John Paul II had close ties to Canada. He made separate visits here. He went to the Arctic in 1987, just that visit, because he had promised to go there and was not able to do it on a previous visit. He made a special attempt to do that and he succeeded. There is also a special meaning to the pope for me. There is actually only 20 days difference in age between my dad and the pope. In fact, my dad will be 93 on April 2.
The two of them had very similar histories in Poland. Both of them were 19 when the war began. My father, obviously, subsequently became a soldier, and John Paul followed his faith. That was important.
In 2002, the military did a very special thing for me. They allowed me, as part of a four-person military team, to assist with World Youth Day for almost an entire year, to help plan World Youth Day and bring 800,000 people to Canada.
This was a post 9/11 world. All the youth of the world came, and they were not just Catholic. They were of all different faiths. It was important to see the numbers of different faiths that came here.
As a Canadian solider at the time, with Polish immigrant parents, from the Parkdale area of Toronto and St. Casimir's Polish Catholic parish, this was a massive honour for me personally.
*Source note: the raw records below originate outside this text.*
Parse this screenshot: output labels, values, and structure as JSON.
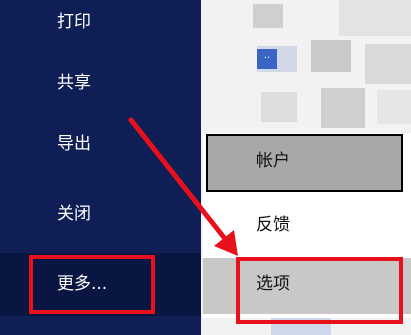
{
  "left_menu": {
    "items": [
      {
        "label": "打印"
      },
      {
        "label": "共享"
      },
      {
        "label": "导出"
      },
      {
        "label": "关闭"
      },
      {
        "label": "更多..."
      }
    ]
  },
  "right_menu": {
    "items": [
      {
        "label": "帐户"
      },
      {
        "label": "反馈"
      },
      {
        "label": "选项"
      }
    ]
  },
  "background_chip": {
    "label": ".."
  },
  "colors": {
    "panel_navy": "#0f1f55",
    "highlight_red": "#e8101a",
    "account_grey": "#a8a8a8"
  }
}
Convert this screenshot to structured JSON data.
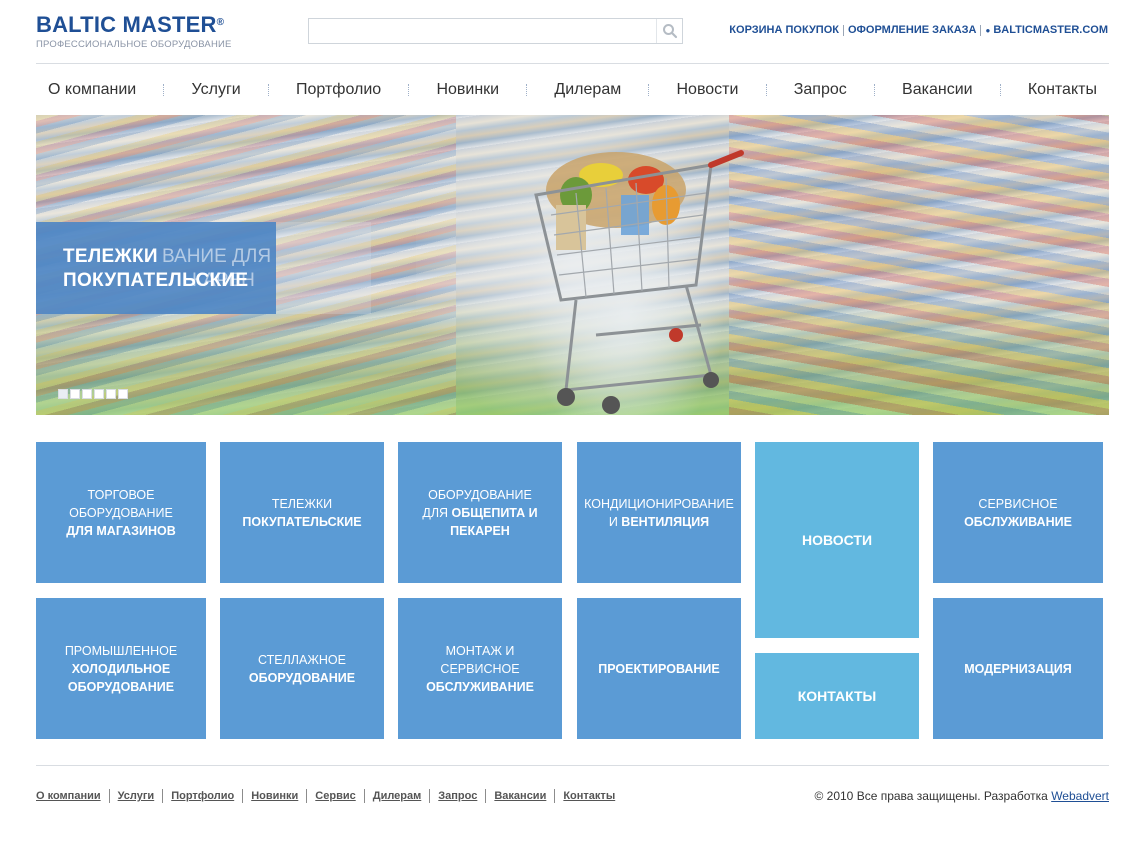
{
  "header": {
    "logo_main": "BALTIC MASTER",
    "logo_reg": "®",
    "logo_sub": "ПРОФЕССИОНАЛЬНОЕ ОБОРУДОВАНИЕ",
    "search_value": "",
    "top_links": {
      "cart": "КОРЗИНА ПОКУПОК",
      "checkout": "ОФОРМЛЕНИЕ ЗАКАЗА",
      "site": "BALTICMASTER.COM"
    }
  },
  "nav": {
    "items": [
      "О компании",
      "Услуги",
      "Портфолио",
      "Новинки",
      "Дилерам",
      "Новости",
      "Запрос",
      "Вакансии",
      "Контакты"
    ]
  },
  "banner": {
    "title_line1": "ТЕЛЕЖКИ",
    "title_line2": "ПОКУПАТЕЛЬСКИЕ",
    "ghost_line1": "ВАНИЕ ДЛЯ",
    "ghost_line2": "КАРЕН",
    "slides_count": 6,
    "active_slide": 1
  },
  "tiles": {
    "t1": {
      "l1": "ТОРГОВОЕ",
      "l2": "ОБОРУДОВАНИЕ",
      "l3": "ДЛЯ МАГАЗИНОВ"
    },
    "t2": {
      "l1": "ТЕЛЕЖКИ",
      "l2": "ПОКУПАТЕЛЬСКИЕ"
    },
    "t3": {
      "l1": "ОБОРУДОВАНИЕ",
      "l2a": "ДЛЯ",
      "l2b": "ОБЩЕПИТА И",
      "l3": "ПЕКАРЕН"
    },
    "t4": {
      "l1": "КОНДИЦИОНИРОВАНИЕ",
      "l2a": "И",
      "l2b": "ВЕНТИЛЯЦИЯ"
    },
    "t5": {
      "l1": "НОВОСТИ"
    },
    "t6": {
      "l1": "СЕРВИСНОЕ",
      "l2": "ОБСЛУЖИВАНИЕ"
    },
    "t7": {
      "l1": "ПРОМЫШЛЕННОЕ",
      "l2": "ХОЛОДИЛЬНОЕ",
      "l3": "ОБОРУДОВАНИЕ"
    },
    "t8": {
      "l1": "СТЕЛЛАЖНОЕ",
      "l2": "ОБОРУДОВАНИЕ"
    },
    "t9": {
      "l1": "МОНТАЖ И СЕРВИСНОЕ",
      "l2": "ОБСЛУЖИВАНИЕ"
    },
    "t10": {
      "l1": "ПРОЕКТИРОВАНИЕ"
    },
    "t11": {
      "l1": "КОНТАКТЫ"
    },
    "t12": {
      "l1": "МОДЕРНИЗАЦИЯ"
    }
  },
  "footer": {
    "links": [
      "О компании",
      "Услуги",
      "Портфолио",
      "Новинки",
      "Сервис",
      "Дилерам",
      "Запрос",
      "Вакансии",
      "Контакты"
    ],
    "copyright": "© 2010 Все права защищены. Разработка",
    "developer": "Webadvert"
  },
  "colors": {
    "brand": "#1f4f95",
    "tile": "#5b9bd5",
    "tile_light": "#62b8e0"
  }
}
It was a huge responsibility to get it right and ensure that the close to a million people from around the world who arrived here to celebrate with Pope John Paul II were able to do so safely and were able to celebrate with all the other youth of the world.
The atmosphere was absolutely electric. To have the honour of being so close to the Pope, as close, in fact, as I am to the member for Brampton West right now, was something that was inspiring. To be able to talk to him, to be able to hold his hand, to be able to have a conversation with him in Polish was something that was inspiring to me and to the kids he was able to inspire.
What the Pope often said was, “You are the salt”, and “You are the light”. He referred to the youth as being those. They reacted to that. “[D]o not be afraid” was something he repeated quite frequently on the stage.
What he said to them was:
You are young, and the Pope is old, 82 or 83 years of life is not the same as 22 or 23. But the Pope still fully identifies with your hopes and aspirations.... I have seen enough evidence to be unshakeably convinced that no difficulty, no fear is so great that it can completely suffocate the hope that springs eternal in the hearts of the young. You are our hope, the young are our hope.
It should be noted that the Canadian World Youth Day was the last one he attended. He was the originator of World Youth Day, which happens every year in Rome and about every four years in a different country around the world.
Having stood mere feet from His Holiness at that time, I could see his courage. I could see the incredible suffering in his eyes, because he was so pushed down by the serious illness he had.
It is important that all of the members know that he lived his life as he spoke it. He showed nothing but courage by sitting there, by suffering as he did, to make sure that he came to Toronto. To make sure that he came here and to make sure that he inspired those young people was absolutely monumental. I came away absolutely inspired, having met Papa.
The Pope was a brilliant man who reached out to millions of people beyond the borders of the church. By supporting this bill, we show all Canadians that we have not forgotten this great man and we honour those values he inspired in us all. He was a man who travelled with a staff in his hand and wore the shoes of a fisherman. He was a man who brought hope, peace and comfort to so many all around the world. He was a man who, with his words, through his deeds and with his faith, brought us all together with his message of hope.
He was a man who will be remembered long after the rest of us have been forgotten. He was a man who made this earth a more human place for us all.